Ta-Nehisi Coates marked another professional triumph Wednesday night by winning the National Book Award for nonfiction for “Between the World and Me,” his timely, bestselling meditation on race in America.
In an acceptance speech that prompted a standing ovation from the black tie-clad crowd at Cipriani Wall Street in New York, Coates dedicated the award to Prince Jones, a Howard University classmate who was killed while unarmed by a police officer and who figures prominently in the memoir, written as a letter to Coates’ teenage son.
As Coates explained, the officer responsible for Jones’ death was never disciplined for the killing.
“I’m a black man in America.

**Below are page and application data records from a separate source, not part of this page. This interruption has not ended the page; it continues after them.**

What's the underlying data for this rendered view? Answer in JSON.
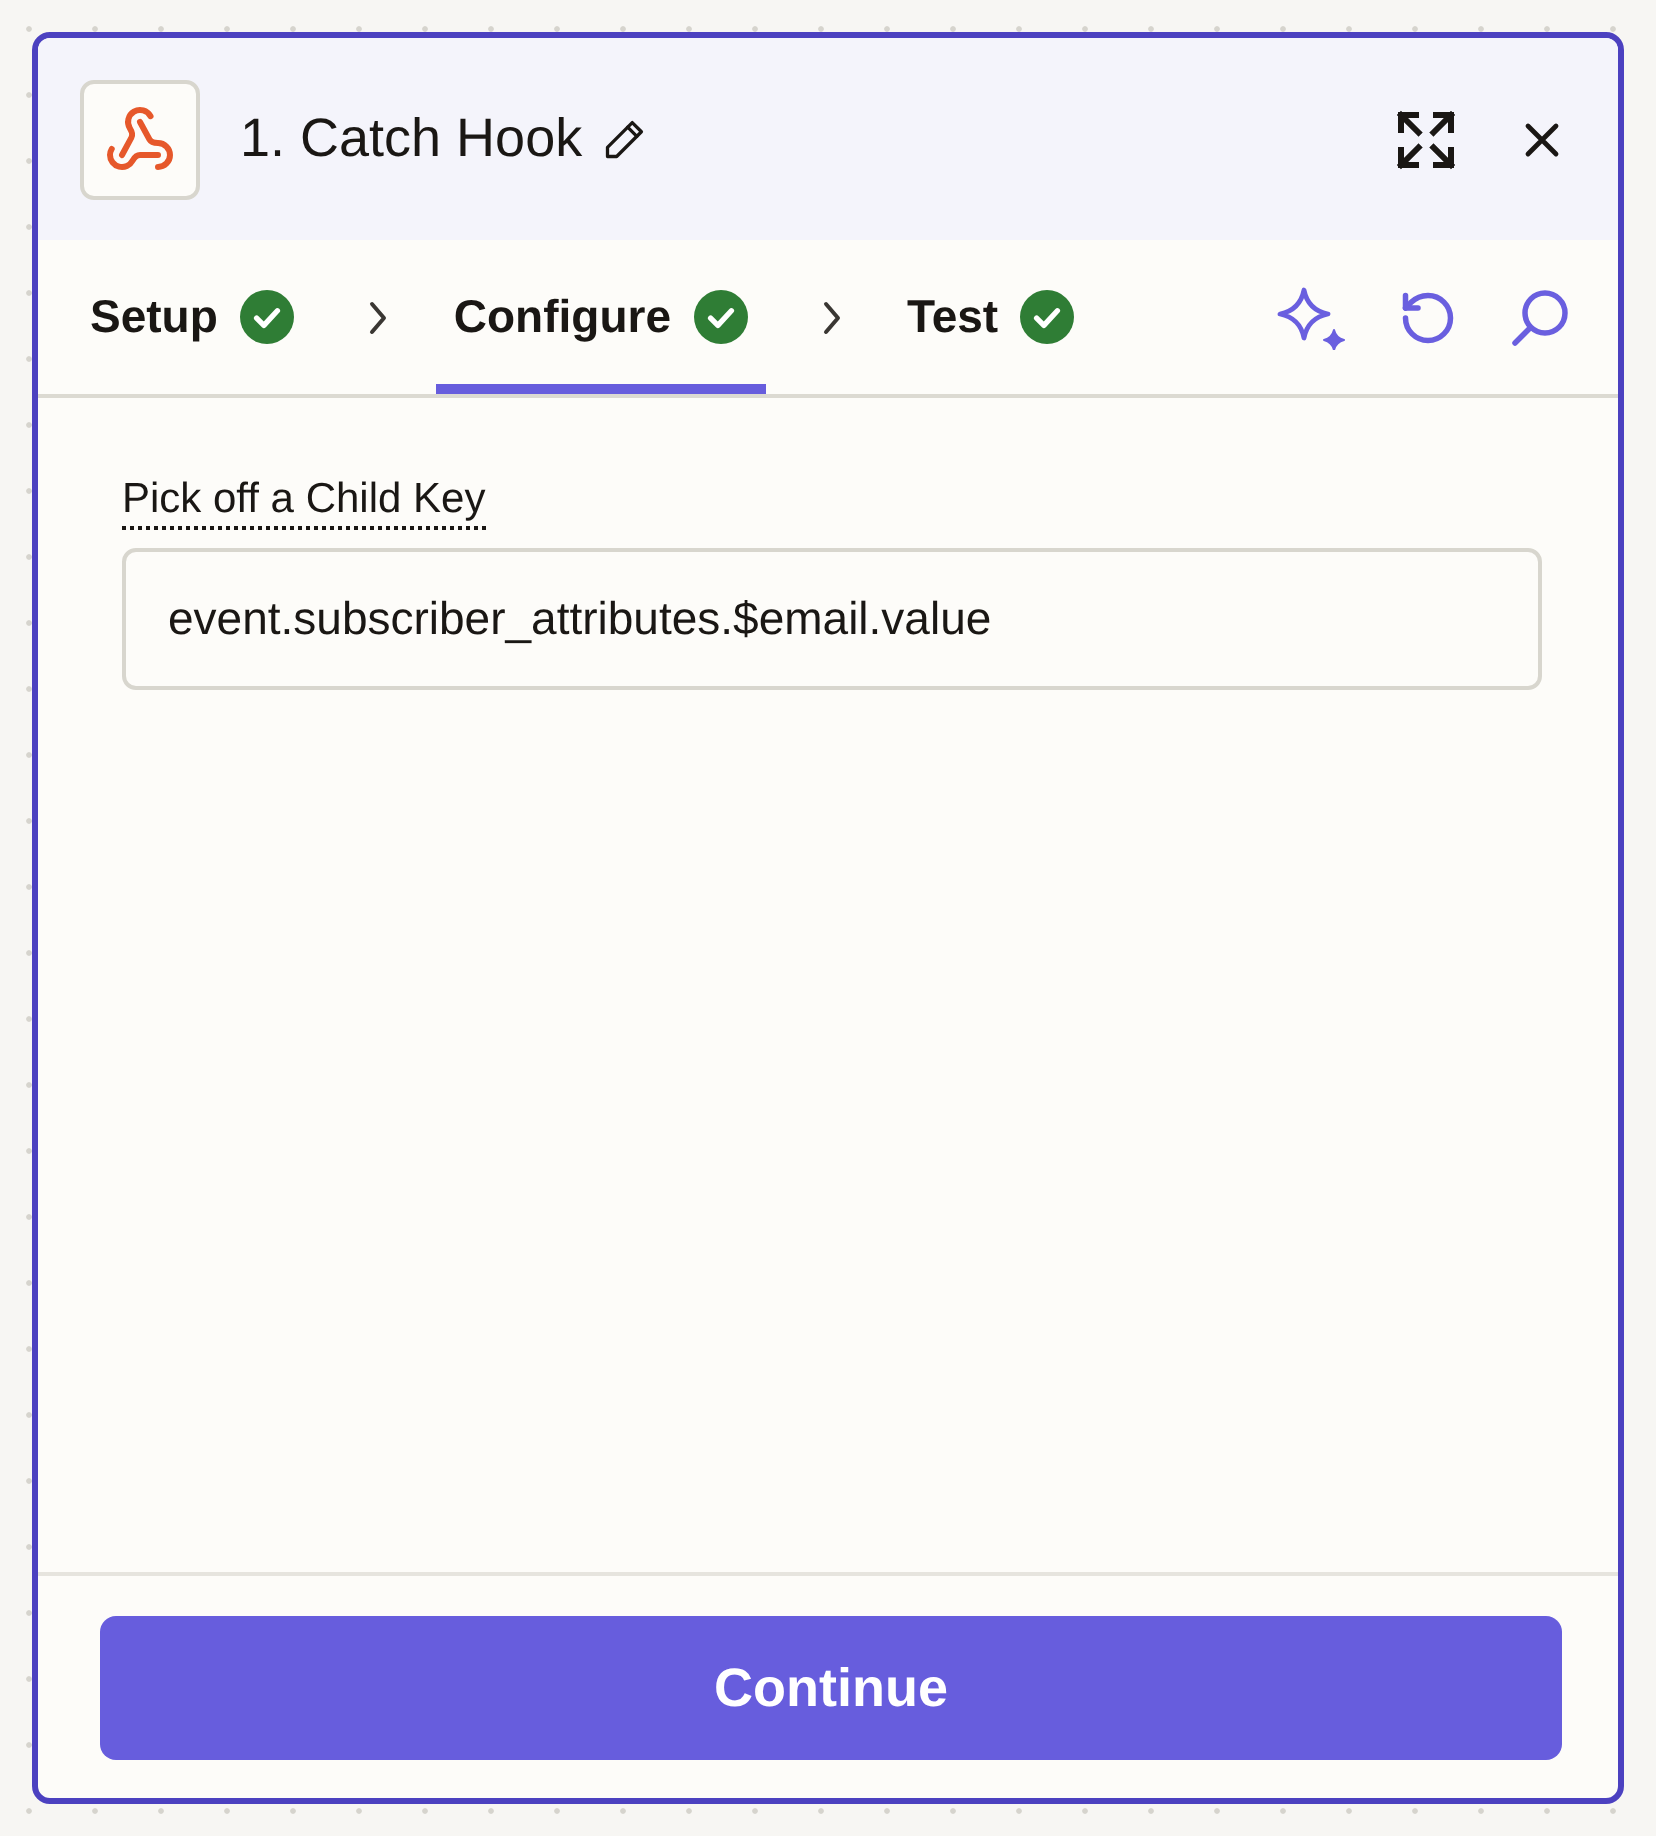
{
  "step_panel": {
    "title": "1. Catch Hook"
  },
  "tabs": [
    {
      "label": "Setup",
      "completed": true,
      "selected": false
    },
    {
      "label": "Configure",
      "completed": true,
      "selected": true
    },
    {
      "label": "Test",
      "completed": true,
      "selected": false
    }
  ],
  "field": {
    "label": "Pick off a Child Key",
    "value": "event.subscriber_attributes.$email.value"
  },
  "buttons": [
    {
      "label": "Continue"
    }
  ]
}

I can’t punish that officer. ‘Between the World and Me’ comes out of that place,” said Coates, a national correspondent for the Atlantic who was awarded a MacArthur “Genius” Fellowship in September.
“We are in this moment where folks are recording everything on their phones. Every day you turn on the TV and you see some sort of violence being directed at black people,” Coates said, alluding to controversial incidents caught on tape, including the death of Eric Garner, the arrest of Sandra Bland and the killing of Walter Scott, an unarmed man shot and killed in South Carolina this year.

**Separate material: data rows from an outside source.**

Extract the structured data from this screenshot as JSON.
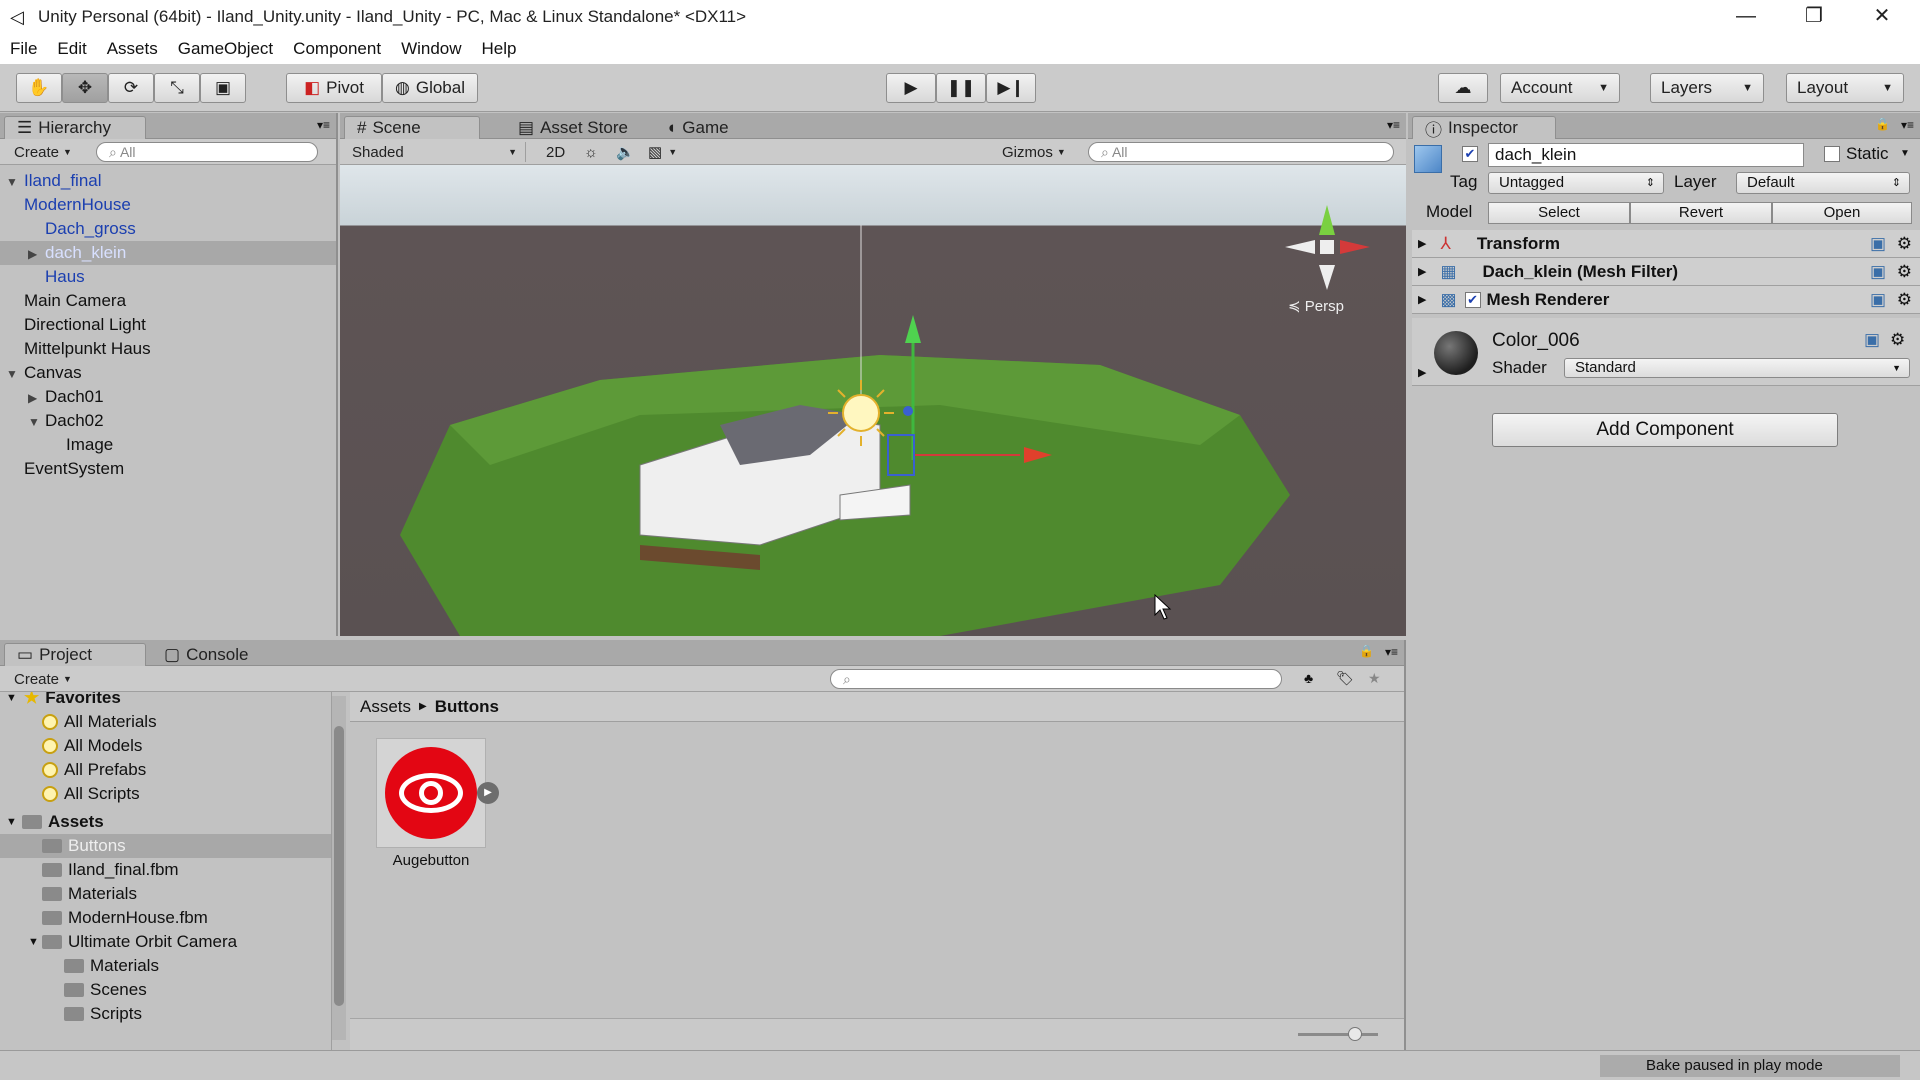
{
  "window": {
    "title": "Unity Personal (64bit) - Iland_Unity.unity - Iland_Unity - PC, Mac & Linux Standalone* <DX11>",
    "minimize": "—",
    "restore": "❐",
    "close": "✕"
  },
  "menu": [
    "File",
    "Edit",
    "Assets",
    "GameObject",
    "Component",
    "Window",
    "Help"
  ],
  "toolbar": {
    "pivot": "Pivot",
    "global": "Global",
    "account": "Account",
    "layers": "Layers",
    "layout": "Layout"
  },
  "hierarchy": {
    "tab": "Hierarchy",
    "create": "Create",
    "search_placeholder": "All",
    "items": [
      {
        "label": "Iland_final"
      },
      {
        "label": "ModernHouse"
      },
      {
        "label": "Dach_gross"
      },
      {
        "label": "dach_klein"
      },
      {
        "label": "Haus"
      },
      {
        "label": "Main Camera"
      },
      {
        "label": "Directional Light"
      },
      {
        "label": "Mittelpunkt Haus"
      },
      {
        "label": "Canvas"
      },
      {
        "label": "Dach01"
      },
      {
        "label": "Dach02"
      },
      {
        "label": "Image"
      },
      {
        "label": "EventSystem"
      }
    ]
  },
  "scene": {
    "tabs": [
      "Scene",
      "Asset Store",
      "Game"
    ],
    "shading": "Shaded",
    "mode_2d": "2D",
    "gizmos": "Gizmos",
    "search_placeholder": "All",
    "persp": "Persp"
  },
  "inspector": {
    "tab": "Inspector",
    "object_name": "dach_klein",
    "static_label": "Static",
    "tag_label": "Tag",
    "tag_value": "Untagged",
    "layer_label": "Layer",
    "layer_value": "Default",
    "model_label": "Model",
    "select": "Select",
    "revert": "Revert",
    "open": "Open",
    "components": [
      "Transform",
      "Dach_klein (Mesh Filter)",
      "Mesh Renderer"
    ],
    "material_name": "Color_006",
    "shader_label": "Shader",
    "shader_value": "Standard",
    "add_component": "Add Component"
  },
  "project": {
    "tabs": [
      "Project",
      "Console"
    ],
    "create": "Create",
    "favorites_label": "Favorites",
    "favorites": [
      "All Materials",
      "All Models",
      "All Prefabs",
      "All Scripts"
    ],
    "assets_label": "Assets",
    "assets": [
      "Buttons",
      "Iland_final.fbm",
      "Materials",
      "ModernHouse.fbm",
      "Ultimate Orbit Camera",
      "Materials",
      "Scenes",
      "Scripts"
    ],
    "breadcrumb": [
      "Assets",
      "Buttons"
    ],
    "asset_tile": "Augebutton"
  },
  "status": {
    "text": "Bake paused in play mode"
  },
  "colors": {
    "accent_blue": "#1b3fb0",
    "selection": "#a8a8a8",
    "button_red": "#e30613"
  }
}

“I have waited 15 years for this moment, because when Prince Jones died, there were no cameras, there was nobody looking.”
Robin Coste Lewis was also named a winner last night – she took the poetry prize for her debut collection, “Voyage of the Sable Venus,” a reflection on the black female form throughout history.
article by Meredith Blake via latimes.com